When I was young, it wasn’t unusual for a huge group of family members to assemble for holiday dinners at my maternal Grandparents’ home. It was a small house outside a rural village, and they’d moved from their tenant farm because my Granddad was into middle-age, and had given up farming for the less physically demanding job of night watchman.
It was there that various aunts, uncles and cousins would sometimes come together for holiday dinners, stuffing that little house as full as – OK, I’ll say it – the turkey baking in the oven. The women would all be cooking and trying to stay out of each other’s way in the crowded kitchen, the men would be playing cards or listening to the radio, and the kids would be getting into trouble — or trying to stay out of it.
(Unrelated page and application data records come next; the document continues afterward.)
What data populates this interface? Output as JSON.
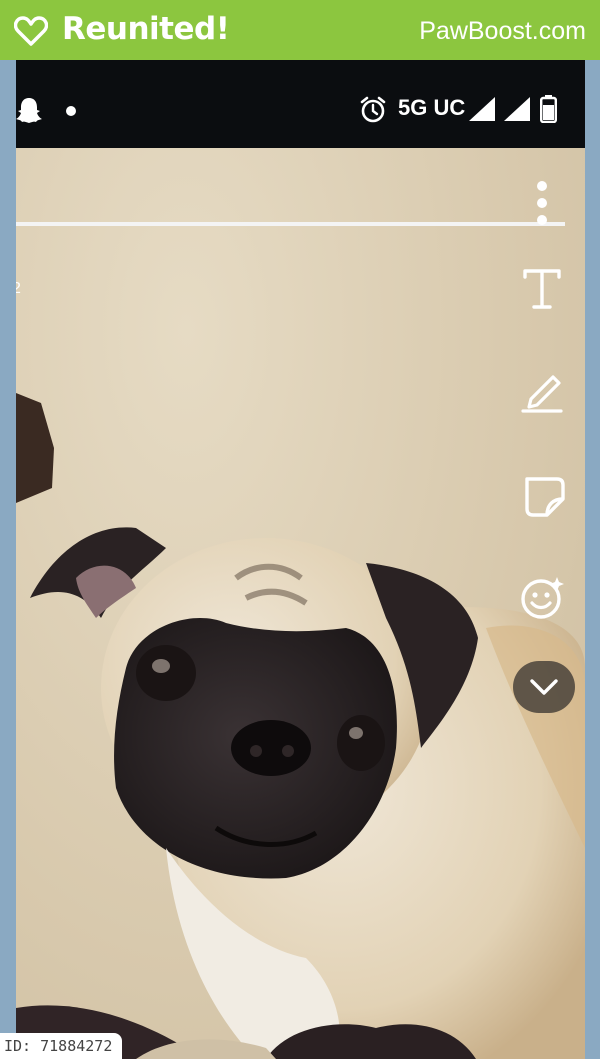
{
  "banner": {
    "status": "Reunited!",
    "brand": "PawBoost.com",
    "color": "#8cc63f"
  },
  "statusbar": {
    "network": "5G UC"
  },
  "photo": {
    "edge_mark": "2"
  },
  "tools": [
    "more-options-icon",
    "text-tool-icon",
    "pen-tool-icon",
    "sticker-tool-icon",
    "emoji-lens-icon",
    "chevron-down-icon"
  ],
  "listing": {
    "id_label": "ID: 71884272"
  }
}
I was always at a disadvantage in one very fundamental way — my girl cousins far outnumbered the boys, by a ratio of something like three to one. You don’t have to be a math wizard to see how things added up when it came to getting attention. (Apparently it’s in our family genes — my sister ended up having three daughters.)
Meanwhile, the food managed to get prepared — turkey of course, but chicken and noodles too, a couple of different kinds of potatoes and an endless variety of other side-dishes. Some of the women had gardens and canned during the growing season, so a number of jars of good stuff were popped open and prepared.
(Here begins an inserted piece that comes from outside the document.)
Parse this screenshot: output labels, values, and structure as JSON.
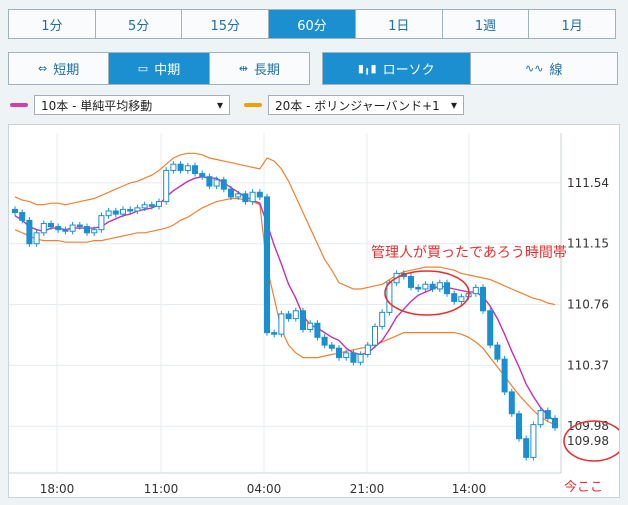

My Grandma’s famous yeast rolls were by then filling the house with their distinctive aroma, even overcoming the roast turkey we’d been smelling all day. They came out of the oven golden brown, and she’d take a hunk of deep yellow country butter and slide it around the tops, making them glisten.
That butter, and the whipping cream that would later be on top of the pumpkin pie, came from local dairy farms, sometimes through barter. Jars of canned vegetables – or possibly home-made preserves – would be given in exchange for big square prints of butter, or jars of cream so rich and thick that it almost didn’t need whipping. Of course, none of these edibles came anywhere near a Board Of Heath inspection, and the folks involved knew nothing about FDA regulations — or cholesterol for that matter.
If the number of people was high enough we ate in shifts, with the men and older boys gorging themselves at the main table and the kids fighting each other at card tables set up in every space available. Once the men were sated and groaning, the women would sit in their places and leisurely eat with less urgency but probably more appreciation — after all, it was their labor that had created the feast.
Eventually it was time for clean-up and the men disappeared, some to find a place for a nap, others moving outside to smoke, chew, spit, cuss and tell jokes. You wouldn’t catch these guys doing any dishes – it wouldn’t have even occurred to them – but that’s just the way it was at that time.
But if Granddad was in the right mood, he’d get out his harmonica and play for us. One of his favorites was a song that dates back to the Civil War or earlier, and was also a favorite at barn-dances — “Turkey In The Straw.” Unfortunately, I don’t have a recording of Granddad, but here’s a video of the song in a rare early filmed performance by Freddie Fisher’s Schnickelfritz band. Silly, but fun.